+++ DATA UNDER STUDY +++
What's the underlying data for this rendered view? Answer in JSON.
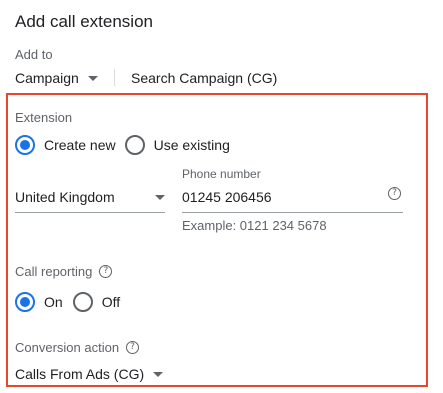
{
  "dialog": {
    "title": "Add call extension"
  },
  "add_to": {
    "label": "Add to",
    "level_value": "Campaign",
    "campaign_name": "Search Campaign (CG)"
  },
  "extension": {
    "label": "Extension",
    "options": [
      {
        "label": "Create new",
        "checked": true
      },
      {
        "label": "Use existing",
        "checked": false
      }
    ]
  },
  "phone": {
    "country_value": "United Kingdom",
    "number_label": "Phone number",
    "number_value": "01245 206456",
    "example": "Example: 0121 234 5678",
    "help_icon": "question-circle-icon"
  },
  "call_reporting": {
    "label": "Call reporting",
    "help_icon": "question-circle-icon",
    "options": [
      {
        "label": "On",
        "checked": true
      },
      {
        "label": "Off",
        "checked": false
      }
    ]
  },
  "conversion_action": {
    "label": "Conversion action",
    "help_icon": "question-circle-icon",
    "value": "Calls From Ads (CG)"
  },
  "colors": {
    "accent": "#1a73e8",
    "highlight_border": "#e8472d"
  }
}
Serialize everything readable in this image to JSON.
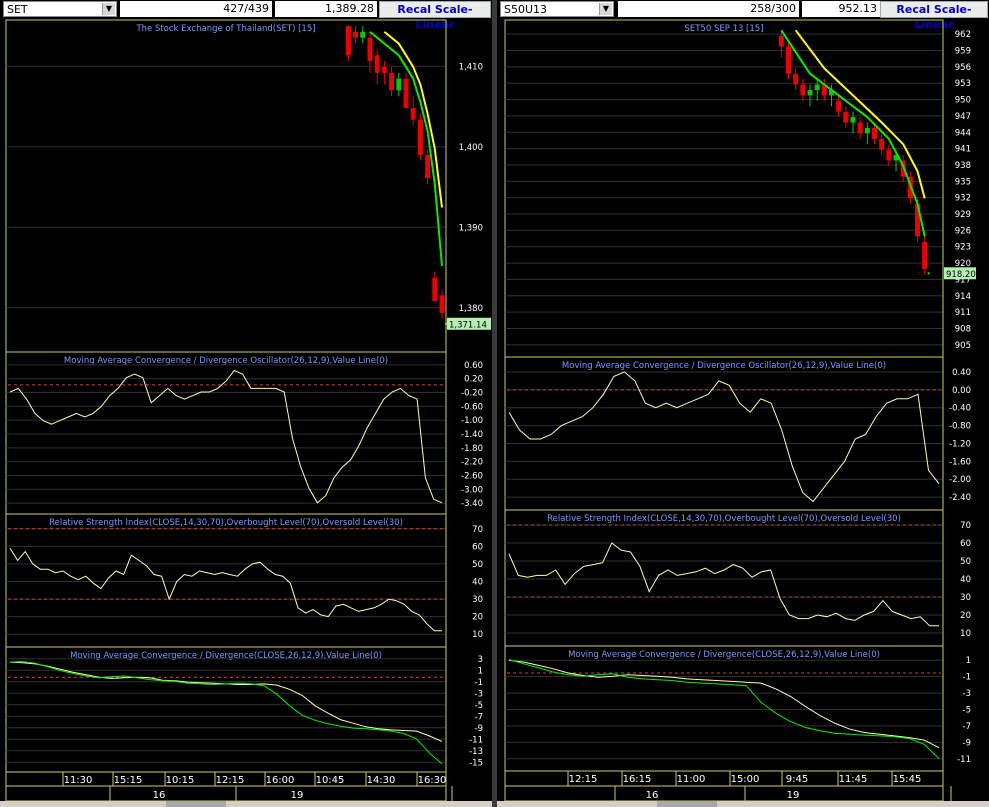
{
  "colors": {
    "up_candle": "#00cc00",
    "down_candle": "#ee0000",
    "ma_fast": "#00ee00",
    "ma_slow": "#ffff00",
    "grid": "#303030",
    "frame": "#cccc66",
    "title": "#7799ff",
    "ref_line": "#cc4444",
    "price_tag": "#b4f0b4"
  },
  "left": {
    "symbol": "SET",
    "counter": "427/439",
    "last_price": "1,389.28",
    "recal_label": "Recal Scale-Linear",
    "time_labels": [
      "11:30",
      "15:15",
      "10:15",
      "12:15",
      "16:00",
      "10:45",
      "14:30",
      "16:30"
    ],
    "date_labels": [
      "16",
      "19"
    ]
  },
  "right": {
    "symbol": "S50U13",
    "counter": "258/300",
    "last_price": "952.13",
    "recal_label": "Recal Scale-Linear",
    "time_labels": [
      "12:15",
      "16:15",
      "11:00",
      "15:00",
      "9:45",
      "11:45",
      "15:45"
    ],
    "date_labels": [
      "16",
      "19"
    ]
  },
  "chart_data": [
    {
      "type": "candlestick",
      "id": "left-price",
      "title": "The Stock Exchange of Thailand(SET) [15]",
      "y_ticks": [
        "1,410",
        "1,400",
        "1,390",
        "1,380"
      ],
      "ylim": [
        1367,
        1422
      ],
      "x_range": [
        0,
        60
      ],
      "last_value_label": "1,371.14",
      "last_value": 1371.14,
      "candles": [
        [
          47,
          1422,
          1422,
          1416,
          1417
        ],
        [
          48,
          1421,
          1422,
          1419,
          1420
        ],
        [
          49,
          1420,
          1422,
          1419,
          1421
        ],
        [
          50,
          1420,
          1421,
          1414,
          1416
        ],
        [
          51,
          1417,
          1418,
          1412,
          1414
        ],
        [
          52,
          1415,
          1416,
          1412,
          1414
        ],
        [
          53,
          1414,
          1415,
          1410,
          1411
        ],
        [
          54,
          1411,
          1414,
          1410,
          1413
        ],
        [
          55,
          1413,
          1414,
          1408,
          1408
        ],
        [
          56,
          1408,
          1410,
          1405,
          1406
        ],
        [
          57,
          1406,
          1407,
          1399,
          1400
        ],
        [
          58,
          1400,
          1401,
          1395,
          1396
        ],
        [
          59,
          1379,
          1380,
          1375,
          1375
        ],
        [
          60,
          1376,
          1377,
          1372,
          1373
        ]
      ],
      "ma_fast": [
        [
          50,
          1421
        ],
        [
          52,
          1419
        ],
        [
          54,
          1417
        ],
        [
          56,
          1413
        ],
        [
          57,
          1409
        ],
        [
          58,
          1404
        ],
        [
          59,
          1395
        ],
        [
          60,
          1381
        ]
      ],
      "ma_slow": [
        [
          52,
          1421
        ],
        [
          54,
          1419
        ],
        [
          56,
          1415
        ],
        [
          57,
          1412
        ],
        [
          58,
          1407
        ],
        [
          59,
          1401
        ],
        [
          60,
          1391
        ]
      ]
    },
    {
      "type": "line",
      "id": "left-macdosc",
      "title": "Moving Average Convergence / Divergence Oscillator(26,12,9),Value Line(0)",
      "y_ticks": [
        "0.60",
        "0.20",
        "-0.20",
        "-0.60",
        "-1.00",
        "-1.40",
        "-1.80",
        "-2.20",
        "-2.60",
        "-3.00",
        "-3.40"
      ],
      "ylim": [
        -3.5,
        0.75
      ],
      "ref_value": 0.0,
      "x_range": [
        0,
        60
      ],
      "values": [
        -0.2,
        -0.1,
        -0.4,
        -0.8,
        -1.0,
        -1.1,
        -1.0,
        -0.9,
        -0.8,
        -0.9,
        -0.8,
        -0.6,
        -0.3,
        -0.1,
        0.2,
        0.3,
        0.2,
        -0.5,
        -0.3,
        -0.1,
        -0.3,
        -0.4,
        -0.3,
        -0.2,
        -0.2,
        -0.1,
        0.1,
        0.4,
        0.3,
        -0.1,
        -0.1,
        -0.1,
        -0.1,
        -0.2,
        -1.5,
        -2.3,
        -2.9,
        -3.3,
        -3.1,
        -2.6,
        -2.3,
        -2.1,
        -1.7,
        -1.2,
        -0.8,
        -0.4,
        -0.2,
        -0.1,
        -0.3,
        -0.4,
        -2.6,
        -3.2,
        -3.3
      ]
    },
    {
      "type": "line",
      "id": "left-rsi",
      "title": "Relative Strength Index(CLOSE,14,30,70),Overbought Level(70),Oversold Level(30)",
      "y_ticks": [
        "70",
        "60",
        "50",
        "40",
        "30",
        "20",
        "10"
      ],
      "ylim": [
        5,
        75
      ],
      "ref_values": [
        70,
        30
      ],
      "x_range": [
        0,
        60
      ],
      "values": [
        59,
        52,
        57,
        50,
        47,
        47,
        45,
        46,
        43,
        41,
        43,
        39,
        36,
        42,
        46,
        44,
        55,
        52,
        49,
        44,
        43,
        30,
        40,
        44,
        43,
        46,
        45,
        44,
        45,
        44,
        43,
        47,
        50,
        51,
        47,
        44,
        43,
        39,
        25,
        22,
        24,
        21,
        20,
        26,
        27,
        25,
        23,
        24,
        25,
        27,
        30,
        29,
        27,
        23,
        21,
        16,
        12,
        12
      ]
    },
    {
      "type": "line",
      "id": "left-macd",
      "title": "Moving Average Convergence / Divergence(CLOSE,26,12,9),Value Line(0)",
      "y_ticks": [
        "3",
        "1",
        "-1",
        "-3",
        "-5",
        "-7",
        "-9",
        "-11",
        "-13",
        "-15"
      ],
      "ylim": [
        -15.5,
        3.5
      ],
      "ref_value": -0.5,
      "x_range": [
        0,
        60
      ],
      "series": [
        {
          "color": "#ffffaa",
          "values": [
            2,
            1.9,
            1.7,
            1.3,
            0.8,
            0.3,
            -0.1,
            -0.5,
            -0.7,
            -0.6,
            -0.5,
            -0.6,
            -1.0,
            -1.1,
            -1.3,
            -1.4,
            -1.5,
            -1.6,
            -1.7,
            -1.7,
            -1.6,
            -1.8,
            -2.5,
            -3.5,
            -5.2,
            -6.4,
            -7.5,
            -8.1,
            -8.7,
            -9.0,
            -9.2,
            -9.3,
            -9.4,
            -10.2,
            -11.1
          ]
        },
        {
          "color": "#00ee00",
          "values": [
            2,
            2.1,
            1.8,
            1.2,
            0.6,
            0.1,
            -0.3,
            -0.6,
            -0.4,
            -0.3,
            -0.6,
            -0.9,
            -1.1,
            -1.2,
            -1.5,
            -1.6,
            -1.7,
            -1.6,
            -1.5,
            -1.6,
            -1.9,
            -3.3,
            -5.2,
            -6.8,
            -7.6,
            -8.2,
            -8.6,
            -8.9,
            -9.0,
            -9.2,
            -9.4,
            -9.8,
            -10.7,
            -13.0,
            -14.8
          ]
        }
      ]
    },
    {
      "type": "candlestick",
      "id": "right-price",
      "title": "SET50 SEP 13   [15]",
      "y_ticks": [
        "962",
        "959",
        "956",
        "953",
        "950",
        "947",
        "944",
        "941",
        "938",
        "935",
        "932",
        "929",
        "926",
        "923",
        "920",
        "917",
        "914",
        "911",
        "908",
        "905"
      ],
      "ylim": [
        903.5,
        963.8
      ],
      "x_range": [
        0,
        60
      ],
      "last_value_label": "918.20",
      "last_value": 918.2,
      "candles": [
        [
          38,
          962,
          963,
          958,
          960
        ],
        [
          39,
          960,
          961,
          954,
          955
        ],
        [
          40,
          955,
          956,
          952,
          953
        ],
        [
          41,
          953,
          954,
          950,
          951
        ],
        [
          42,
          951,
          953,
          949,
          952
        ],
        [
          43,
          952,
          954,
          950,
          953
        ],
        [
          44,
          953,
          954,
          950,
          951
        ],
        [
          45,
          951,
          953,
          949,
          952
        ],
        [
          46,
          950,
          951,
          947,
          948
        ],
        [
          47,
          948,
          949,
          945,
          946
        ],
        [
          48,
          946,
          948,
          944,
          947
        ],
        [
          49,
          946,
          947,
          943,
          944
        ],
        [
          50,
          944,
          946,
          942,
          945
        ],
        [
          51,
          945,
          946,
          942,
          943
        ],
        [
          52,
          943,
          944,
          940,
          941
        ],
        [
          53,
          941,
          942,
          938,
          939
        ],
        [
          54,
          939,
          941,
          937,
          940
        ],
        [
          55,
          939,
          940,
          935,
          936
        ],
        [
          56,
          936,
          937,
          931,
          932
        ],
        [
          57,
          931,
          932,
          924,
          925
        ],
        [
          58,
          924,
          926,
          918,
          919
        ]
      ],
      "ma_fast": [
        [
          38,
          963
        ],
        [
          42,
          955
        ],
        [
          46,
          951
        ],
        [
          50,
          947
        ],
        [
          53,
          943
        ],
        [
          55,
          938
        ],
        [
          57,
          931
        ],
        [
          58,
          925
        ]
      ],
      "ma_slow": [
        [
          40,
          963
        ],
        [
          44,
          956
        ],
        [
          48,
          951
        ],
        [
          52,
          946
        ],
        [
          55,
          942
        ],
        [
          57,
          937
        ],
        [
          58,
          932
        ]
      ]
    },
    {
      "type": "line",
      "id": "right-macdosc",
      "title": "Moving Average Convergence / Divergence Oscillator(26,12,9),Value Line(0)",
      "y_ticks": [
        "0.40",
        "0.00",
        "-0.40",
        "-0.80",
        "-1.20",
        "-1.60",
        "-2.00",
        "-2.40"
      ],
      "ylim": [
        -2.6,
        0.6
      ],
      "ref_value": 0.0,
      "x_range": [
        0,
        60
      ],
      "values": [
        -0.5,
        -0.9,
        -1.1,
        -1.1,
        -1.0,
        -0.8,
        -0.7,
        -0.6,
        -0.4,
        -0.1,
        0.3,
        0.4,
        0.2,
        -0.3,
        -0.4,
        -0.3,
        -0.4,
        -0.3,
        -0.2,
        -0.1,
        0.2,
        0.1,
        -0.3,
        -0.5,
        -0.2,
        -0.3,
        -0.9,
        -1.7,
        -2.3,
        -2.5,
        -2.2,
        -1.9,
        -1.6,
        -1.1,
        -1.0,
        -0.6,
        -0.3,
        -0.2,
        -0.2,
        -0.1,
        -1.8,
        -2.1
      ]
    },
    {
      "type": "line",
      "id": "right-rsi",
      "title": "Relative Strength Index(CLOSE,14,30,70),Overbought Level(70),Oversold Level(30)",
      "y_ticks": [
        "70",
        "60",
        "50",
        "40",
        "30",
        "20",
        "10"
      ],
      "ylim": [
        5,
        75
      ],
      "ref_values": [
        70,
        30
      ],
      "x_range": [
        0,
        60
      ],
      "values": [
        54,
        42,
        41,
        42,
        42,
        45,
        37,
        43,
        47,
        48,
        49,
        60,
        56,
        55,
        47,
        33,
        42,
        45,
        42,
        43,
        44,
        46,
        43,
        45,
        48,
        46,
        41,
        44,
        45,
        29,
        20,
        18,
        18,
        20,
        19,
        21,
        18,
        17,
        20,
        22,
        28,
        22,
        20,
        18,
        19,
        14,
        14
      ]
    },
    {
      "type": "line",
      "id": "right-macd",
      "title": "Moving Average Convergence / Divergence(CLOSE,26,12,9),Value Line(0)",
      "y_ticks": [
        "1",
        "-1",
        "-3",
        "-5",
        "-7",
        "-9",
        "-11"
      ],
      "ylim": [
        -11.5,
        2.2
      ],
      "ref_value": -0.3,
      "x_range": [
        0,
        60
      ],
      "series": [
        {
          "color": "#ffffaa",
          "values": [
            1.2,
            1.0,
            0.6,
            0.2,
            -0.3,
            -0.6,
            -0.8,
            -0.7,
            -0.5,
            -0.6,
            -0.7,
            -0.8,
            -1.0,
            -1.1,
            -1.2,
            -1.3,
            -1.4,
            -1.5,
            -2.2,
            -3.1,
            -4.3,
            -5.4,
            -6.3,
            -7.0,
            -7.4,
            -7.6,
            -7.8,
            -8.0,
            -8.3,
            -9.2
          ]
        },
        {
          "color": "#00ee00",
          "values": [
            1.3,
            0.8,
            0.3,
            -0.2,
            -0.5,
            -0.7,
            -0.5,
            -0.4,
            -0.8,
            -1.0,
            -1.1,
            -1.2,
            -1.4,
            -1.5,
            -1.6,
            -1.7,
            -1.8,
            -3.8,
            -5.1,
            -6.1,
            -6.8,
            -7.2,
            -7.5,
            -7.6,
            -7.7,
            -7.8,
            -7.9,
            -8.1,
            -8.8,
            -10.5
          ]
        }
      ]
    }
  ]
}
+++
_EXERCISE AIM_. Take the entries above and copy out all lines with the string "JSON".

_WORKED SOLUTION_.
What's the underlying data for this rendered view? Answer in JSON.
Serialize everything readable in this image to JSON.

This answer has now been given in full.